New museum celebrating the architectural and cultural heritage of Saudi Arabia, featuring a facade with a curved shading screen of metal fins to protect the building and its occupants from the harsh desert climate.
The historic walled city of Diriyah sits on the outskirts of Riyadh. Featuring multiple areas of archaeological significance, including a UNESCO World Heritage Site, it has been chosen as the location for Saudi Arabia’s Urban Heritage Centre. The new 8000 square-metre museum contains exhibits and education spaces celebrating the country’s architectural and cultural heritage, and establishes a scientific research centre for Diriyah’s significant archaeological sites.

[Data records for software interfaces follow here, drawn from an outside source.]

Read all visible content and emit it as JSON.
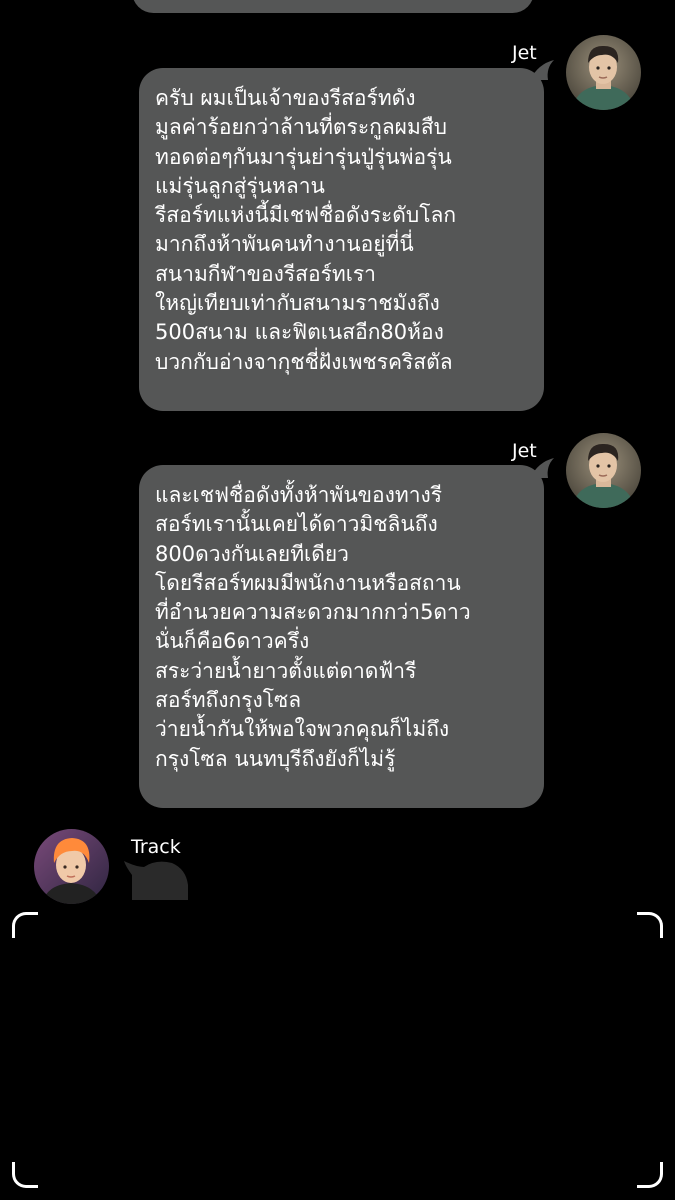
{
  "messages": [
    {
      "sender": "Jet",
      "avatar_icon": "user-avatar-icon",
      "text": "ครับ ผมเป็นเจ้าของรีสอร์ทดัง\nมูลค่าร้อยกว่าล้านที่ตระกูลผมสืบ\nทอดต่อๆกันมารุ่นย่ารุ่นปู่รุ่นพ่อรุ่น\nแม่รุ่นลูกสู่รุ่นหลาน\nรีสอร์ทแห่งนี้มีเชฟชื่อดังระดับโลก\nมากถึงห้าพันคนทำงานอยู่ที่นี่\nสนามกีฬาของรีสอร์ทเรา\nใหญ่เทียบเท่ากับสนามราชมังถึง\n500สนาม และฟิตเนสอีก80ห้อง\nบวกกับอ่างจากุชชี่ฝังเพชรคริสตัล"
    },
    {
      "sender": "Jet",
      "avatar_icon": "user-avatar-icon",
      "text": "และเชฟชื่อดังทั้งห้าพันของทางรี\nสอร์ทเรานั้นเคยได้ดาวมิชลินถึง\n800ดวงกันเลยทีเดียว\nโดยรีสอร์ทผมมีพนักงานหรือสถาน\nที่อำนวยความสะดวกมากกว่า5ดาว\nนั่นก็คือ6ดาวครึ่ง\nสระว่ายน้ำยาวตั้งแต่ดาดฟ้ารี\nสอร์ทถึงกรุงโซล\nว่ายน้ำกันให้พอใจพวกคุณก็ไม่ถึง\nกรุงโซล นนทบุรีถึงยังก็ไม่รู้"
    },
    {
      "sender": "Track",
      "avatar_icon": "user-avatar-icon",
      "text": ""
    }
  ],
  "colors": {
    "background": "#000000",
    "bubble": "#555656",
    "text": "#ffffff"
  },
  "icons": {
    "viewfinder": "viewfinder-corner-icon"
  }
}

The region’s desert climate has necessitated a facade strategy that can cope with extreme temperatures. Eckersley O’Callaghan has developed a glazed design, over-clad with an external shading screen of curved and twisted metal fins that give the building its distinctive sinuous form, while protecting the interior from the sun.

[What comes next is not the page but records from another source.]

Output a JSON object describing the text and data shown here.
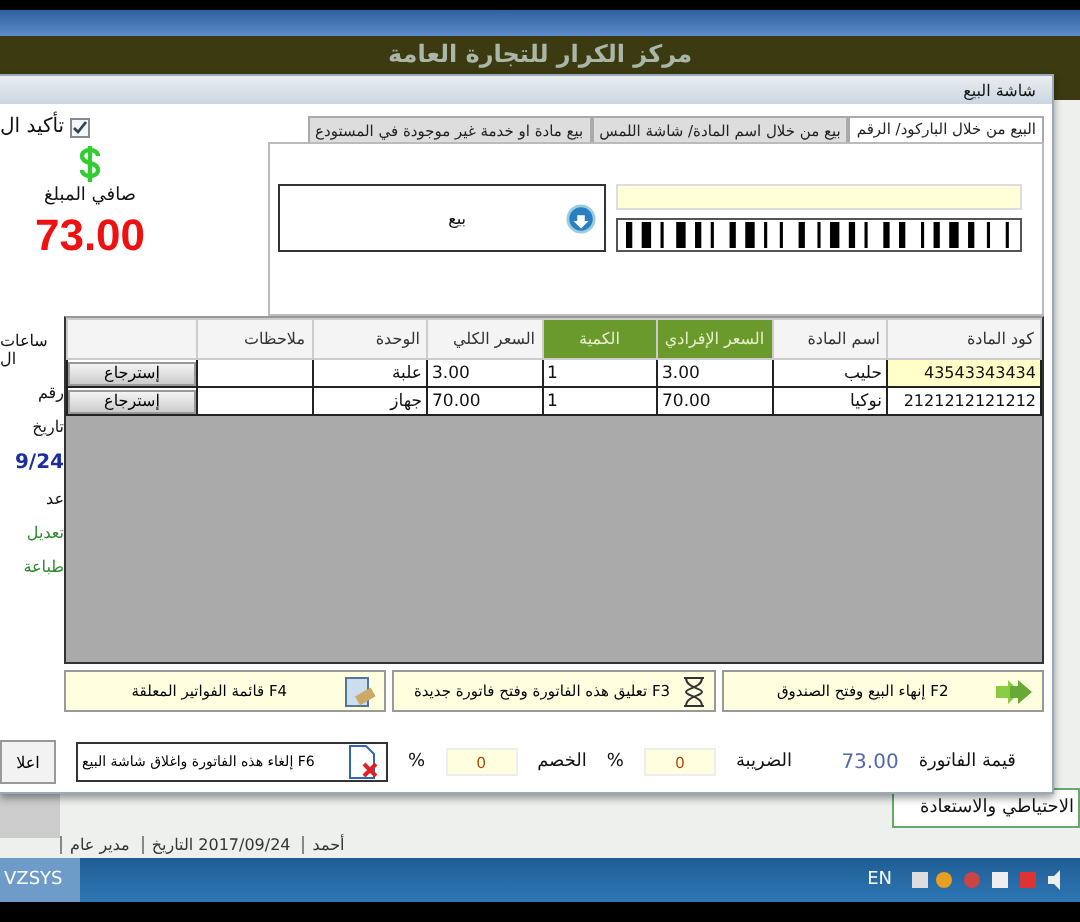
{
  "background": {
    "title": "مركز الكرار للتجارة العامة",
    "side_panel_text": "الاحتياطي والاستعادة",
    "status_bar": [
      "أحمد",
      "2017/09/24 التاريخ",
      "مدير عام"
    ]
  },
  "dialog": {
    "title": "شاشة البيع",
    "tabs": [
      {
        "label": "البيع من خلال الباركود/ الرقم",
        "selected": true
      },
      {
        "label": "بيع من خلال اسم المادة/ شاشة اللمس",
        "selected": false
      },
      {
        "label": "بيع مادة او خدمة غير موجودة في المستودع",
        "selected": false
      }
    ],
    "sale_button": "بيع",
    "left_panel": {
      "confirm": {
        "label": "تأكيد ال",
        "checked": true
      },
      "net_label": "صافي المبلغ",
      "net_amount": "73.00",
      "items": [
        {
          "text": "ساعات ال",
          "kind": "label"
        },
        {
          "text": "رقم",
          "kind": "label"
        },
        {
          "text": "تاريخ",
          "kind": "label"
        },
        {
          "text": "9/24",
          "kind": "date"
        },
        {
          "text": "عد",
          "kind": "label"
        },
        {
          "text": "تعديل",
          "kind": "link"
        },
        {
          "text": "طباعة",
          "kind": "link"
        }
      ]
    },
    "table": {
      "columns": [
        {
          "label": "كود المادة",
          "highlighted": false
        },
        {
          "label": "اسم المادة",
          "highlighted": false
        },
        {
          "label": "السعر الإفرادي",
          "highlighted": true
        },
        {
          "label": "الكمية",
          "highlighted": true
        },
        {
          "label": "السعر الكلي",
          "highlighted": false
        },
        {
          "label": "الوحدة",
          "highlighted": false
        },
        {
          "label": "ملاحظات",
          "highlighted": false
        }
      ],
      "rows": [
        {
          "cells": [
            "43543343434",
            "حليب",
            "3.00",
            "1",
            "3.00",
            "علبة",
            ""
          ],
          "action": "إسترجاع",
          "selected": true
        },
        {
          "cells": [
            "2121212121212",
            "نوكيا",
            "70.00",
            "1",
            "70.00",
            "جهاز",
            ""
          ],
          "action": "إسترجاع",
          "selected": false
        }
      ]
    },
    "actions": [
      {
        "label": "إنهاء البيع وفتح الصندوق F2",
        "kind": "finish"
      },
      {
        "label": "تعليق هذه الفاتورة وفتح فاتورة جديدة F3",
        "kind": "suspend"
      },
      {
        "label": "قائمة الفواتير المعلقة F4",
        "kind": "list"
      }
    ],
    "invoice_value_label": "قيمة الفاتورة",
    "invoice_value": "73.00",
    "tax": {
      "label": "الضريبة",
      "value": "0",
      "unit": "%"
    },
    "discount": {
      "label": "الخصم",
      "value": "0",
      "unit": "%"
    },
    "cancel_button": "إلغاء هذه الفاتورة واغلاق شاشة البيع F6",
    "cut_button": "اعلا"
  },
  "taskbar": {
    "app": "VZSYS",
    "language": "EN"
  }
}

The external shading screen is a complex facade system, composed of free form metal cladding elements and secondary steel structure acting together to achieve great spans and cantilevers.
We have carried out detailed environmental analysis to optimise the fin arrangement in both minimising solar gain and ensuring comfortable interior light levels, while also maximising views out to the museum’s spectacular surroundings.
The twisting form of the fins has required extensive geometric rationalisation to achieve buildability, and extremely complex structural analysis so that the fins can attain the slender profiles intended by the architect while maintaining structural stability.
Diriyah, Saudi Arabia
Zaha Hadid Architects